Facebook, Dropbox, Skype, YouTube… What are Europeans dedicating their bandwidth to? Well, mainly to downloading files. Thus are the findings of a study from Sandvine in which BitTorrent occupies the first slot in terms of total traffic, with an index that’s much higher compared to the one recorded the quarter prior.
Fully 18% of European traffic is dedicated to BitTorrent, which at peak hours garners up to 48% of the total. This figure is on the increase compared to the first quarter, when it registered at 17.36%. We see the opposite happening in the United States, where the 20% BitTorrent chalked up in the first quarter has fallen to 7%—figures that reveal a lot about how people are accessing content in both places.
Upstream and downstream
The data obtained in the study, which puts BitTorrent at the top of the table of upstream traffic, places YouTube in second place and uploads to HTTP pages in third. These three positions are shuffled in the downstream table, where YouTube comes in first, followed by the HTTP pages and then BitTorrent.
The importance of the latter is growing increasingly more pronounced on this continent, whose predilection for P2P downloads appears to have no end in sight, given the lack of alternatives available on this side on the pond.

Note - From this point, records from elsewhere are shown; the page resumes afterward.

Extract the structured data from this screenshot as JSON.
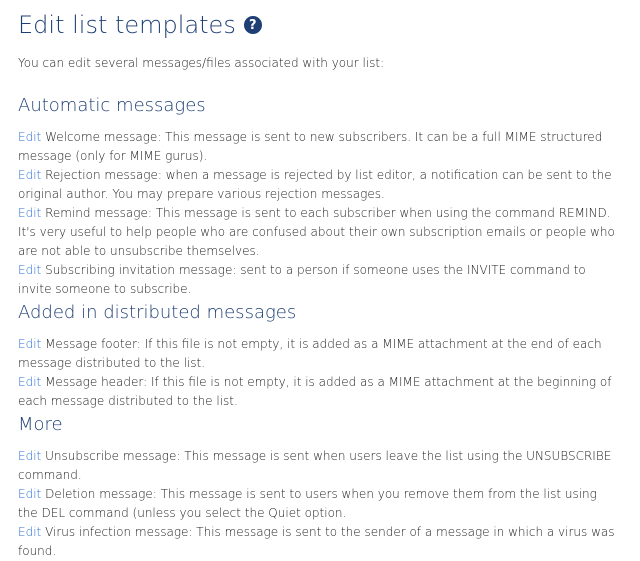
{
  "header": {
    "title": "Edit list templates",
    "help_icon": "question-circle-icon"
  },
  "intro": "You can edit several messages/files associated with your list:",
  "edit_label": "Edit",
  "sections": [
    {
      "title": "Automatic messages",
      "items": [
        "Welcome message: This message is sent to new subscribers. It can be a full MIME structured message (only for MIME gurus).",
        "Rejection message: when a message is rejected by list editor, a notification can be sent to the original author. You may prepare various rejection messages.",
        "Remind message: This message is sent to each subscriber when using the command REMIND. It's very useful to help people who are confused about their own subscription emails or people who are not able to unsubscribe themselves.",
        "Subscribing invitation message: sent to a person if someone uses the INVITE command to invite someone to subscribe."
      ]
    },
    {
      "title": "Added in distributed messages",
      "items": [
        "Message footer: If this file is not empty, it is added as a MIME attachment at the end of each message distributed to the list.",
        "Message header: If this file is not empty, it is added as a MIME attachment at the beginning of each message distributed to the list."
      ]
    },
    {
      "title": "More",
      "items": [
        "Unsubscribe message: This message is sent when users leave the list using the UNSUBSCRIBE command.",
        "Deletion message: This message is sent to users when you remove them from the list using the DEL command (unless you select the Quiet option.",
        "Virus infection message: This message is sent to the sender of a message in which a virus was found."
      ]
    }
  ],
  "colors": {
    "heading": "#1f3f74",
    "link": "#2a6fd6",
    "text": "#222222"
  }
}
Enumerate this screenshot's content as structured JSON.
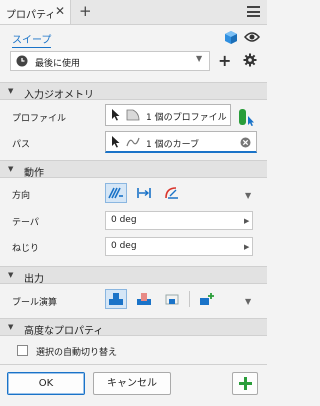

The following table shows the data from the United States, which displays important variations from the Europeans’ results.
There are many theories as to why we Europeans dedicate so much of our bandwidth to BitTorrent, why it’s still increasing, and why North Americans have been reducing their use. But it’s understood that the easy access to audiovisual content in the United States provided by companies themselves—and always legally—has provoked users to move to those platforms that let them view their favorite series without resorting to piracy.
This fact makes clear that the average user is looking to consume series and films without having to turn to the crime of illegal downloads, putting a new option on the table for examining and understanding the industry.
Europe needs competitive paid alternatives for viewing and downloading content, something along the lines of the U.S.’s Amazon Instant Video or Netflix. In countries like Spain there is practically no option that has won over users, since the few that exist usually have a very tiny catalog or prices that don’t appeal to very many. Which means that P2P download programs will likely continue to be the order of the day across Europe.